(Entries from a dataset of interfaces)

───

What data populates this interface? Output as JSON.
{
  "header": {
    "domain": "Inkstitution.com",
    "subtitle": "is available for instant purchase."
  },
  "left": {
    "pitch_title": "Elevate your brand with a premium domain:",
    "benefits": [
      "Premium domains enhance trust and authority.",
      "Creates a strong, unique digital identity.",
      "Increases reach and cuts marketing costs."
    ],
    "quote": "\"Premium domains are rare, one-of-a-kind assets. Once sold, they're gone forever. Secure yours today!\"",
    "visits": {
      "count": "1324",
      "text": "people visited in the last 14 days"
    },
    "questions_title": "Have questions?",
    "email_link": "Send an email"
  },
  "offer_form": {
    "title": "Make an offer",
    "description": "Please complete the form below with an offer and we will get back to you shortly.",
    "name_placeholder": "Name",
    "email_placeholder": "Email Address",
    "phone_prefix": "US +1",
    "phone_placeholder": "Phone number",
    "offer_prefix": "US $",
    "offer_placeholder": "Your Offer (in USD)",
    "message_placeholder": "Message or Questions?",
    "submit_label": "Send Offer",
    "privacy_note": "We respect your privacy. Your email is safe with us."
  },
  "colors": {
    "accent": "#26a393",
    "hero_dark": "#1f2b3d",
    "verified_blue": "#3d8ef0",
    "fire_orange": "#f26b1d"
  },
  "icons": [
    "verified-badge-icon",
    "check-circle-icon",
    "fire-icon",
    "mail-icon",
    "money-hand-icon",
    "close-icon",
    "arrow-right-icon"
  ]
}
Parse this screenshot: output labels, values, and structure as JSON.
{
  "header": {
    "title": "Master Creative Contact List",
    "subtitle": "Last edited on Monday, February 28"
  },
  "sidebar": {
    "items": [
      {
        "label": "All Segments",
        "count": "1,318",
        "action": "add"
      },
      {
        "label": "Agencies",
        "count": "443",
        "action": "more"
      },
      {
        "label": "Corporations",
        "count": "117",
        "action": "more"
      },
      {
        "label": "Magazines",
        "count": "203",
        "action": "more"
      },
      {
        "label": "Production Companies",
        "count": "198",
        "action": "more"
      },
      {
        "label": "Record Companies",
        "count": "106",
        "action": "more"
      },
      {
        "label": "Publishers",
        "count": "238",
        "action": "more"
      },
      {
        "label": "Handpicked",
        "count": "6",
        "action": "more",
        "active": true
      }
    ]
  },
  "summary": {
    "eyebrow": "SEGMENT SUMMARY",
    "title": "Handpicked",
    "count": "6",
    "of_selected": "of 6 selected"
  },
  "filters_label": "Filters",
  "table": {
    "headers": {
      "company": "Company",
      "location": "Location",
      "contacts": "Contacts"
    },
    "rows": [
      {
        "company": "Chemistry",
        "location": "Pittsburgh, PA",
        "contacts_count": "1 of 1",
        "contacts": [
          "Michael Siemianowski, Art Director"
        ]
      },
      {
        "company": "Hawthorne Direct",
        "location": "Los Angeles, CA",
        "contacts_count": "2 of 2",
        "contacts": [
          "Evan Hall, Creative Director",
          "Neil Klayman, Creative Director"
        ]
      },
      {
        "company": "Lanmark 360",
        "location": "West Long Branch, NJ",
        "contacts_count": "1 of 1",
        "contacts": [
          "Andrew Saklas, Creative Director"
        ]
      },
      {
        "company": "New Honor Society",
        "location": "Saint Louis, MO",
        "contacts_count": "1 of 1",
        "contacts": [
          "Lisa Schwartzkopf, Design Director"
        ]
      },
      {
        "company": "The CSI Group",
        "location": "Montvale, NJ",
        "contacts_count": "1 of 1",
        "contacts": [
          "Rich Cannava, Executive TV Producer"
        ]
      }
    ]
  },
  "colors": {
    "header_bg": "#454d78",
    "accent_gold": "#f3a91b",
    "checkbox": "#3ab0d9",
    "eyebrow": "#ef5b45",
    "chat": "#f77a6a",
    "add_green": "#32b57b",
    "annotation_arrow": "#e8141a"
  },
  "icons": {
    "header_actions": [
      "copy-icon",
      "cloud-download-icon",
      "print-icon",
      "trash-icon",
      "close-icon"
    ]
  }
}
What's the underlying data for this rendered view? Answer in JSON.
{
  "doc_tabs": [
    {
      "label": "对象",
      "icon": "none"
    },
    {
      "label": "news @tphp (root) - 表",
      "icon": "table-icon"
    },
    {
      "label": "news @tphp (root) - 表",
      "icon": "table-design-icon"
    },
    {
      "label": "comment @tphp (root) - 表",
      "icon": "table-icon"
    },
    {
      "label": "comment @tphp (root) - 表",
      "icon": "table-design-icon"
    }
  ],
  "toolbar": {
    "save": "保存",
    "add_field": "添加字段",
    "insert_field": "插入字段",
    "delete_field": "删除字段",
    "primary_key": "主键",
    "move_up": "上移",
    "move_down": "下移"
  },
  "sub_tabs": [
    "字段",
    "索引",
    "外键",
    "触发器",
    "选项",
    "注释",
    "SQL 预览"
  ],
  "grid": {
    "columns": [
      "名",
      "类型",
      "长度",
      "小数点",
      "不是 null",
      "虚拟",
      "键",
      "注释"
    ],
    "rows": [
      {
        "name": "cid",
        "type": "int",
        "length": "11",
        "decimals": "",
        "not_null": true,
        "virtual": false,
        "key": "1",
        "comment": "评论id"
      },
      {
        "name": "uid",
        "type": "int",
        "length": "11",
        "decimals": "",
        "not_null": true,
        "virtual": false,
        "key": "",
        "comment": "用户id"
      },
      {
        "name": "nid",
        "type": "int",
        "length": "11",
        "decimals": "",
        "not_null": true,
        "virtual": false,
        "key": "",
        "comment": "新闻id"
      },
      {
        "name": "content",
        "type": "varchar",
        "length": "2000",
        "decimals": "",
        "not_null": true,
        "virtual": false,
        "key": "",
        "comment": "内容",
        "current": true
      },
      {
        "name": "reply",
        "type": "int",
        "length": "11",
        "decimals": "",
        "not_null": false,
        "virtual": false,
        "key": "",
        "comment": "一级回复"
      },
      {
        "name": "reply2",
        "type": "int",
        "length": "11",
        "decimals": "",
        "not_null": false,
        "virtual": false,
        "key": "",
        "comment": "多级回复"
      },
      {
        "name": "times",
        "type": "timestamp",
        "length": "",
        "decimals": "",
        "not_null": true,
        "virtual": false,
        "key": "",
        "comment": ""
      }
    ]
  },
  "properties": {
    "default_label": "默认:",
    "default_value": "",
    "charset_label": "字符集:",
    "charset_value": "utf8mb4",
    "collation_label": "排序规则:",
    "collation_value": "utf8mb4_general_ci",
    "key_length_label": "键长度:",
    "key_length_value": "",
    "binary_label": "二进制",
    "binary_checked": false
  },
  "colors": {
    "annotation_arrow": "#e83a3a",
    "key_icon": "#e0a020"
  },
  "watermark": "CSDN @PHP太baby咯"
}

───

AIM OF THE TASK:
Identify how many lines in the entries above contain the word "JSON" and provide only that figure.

RESULT OF THE TASK:
3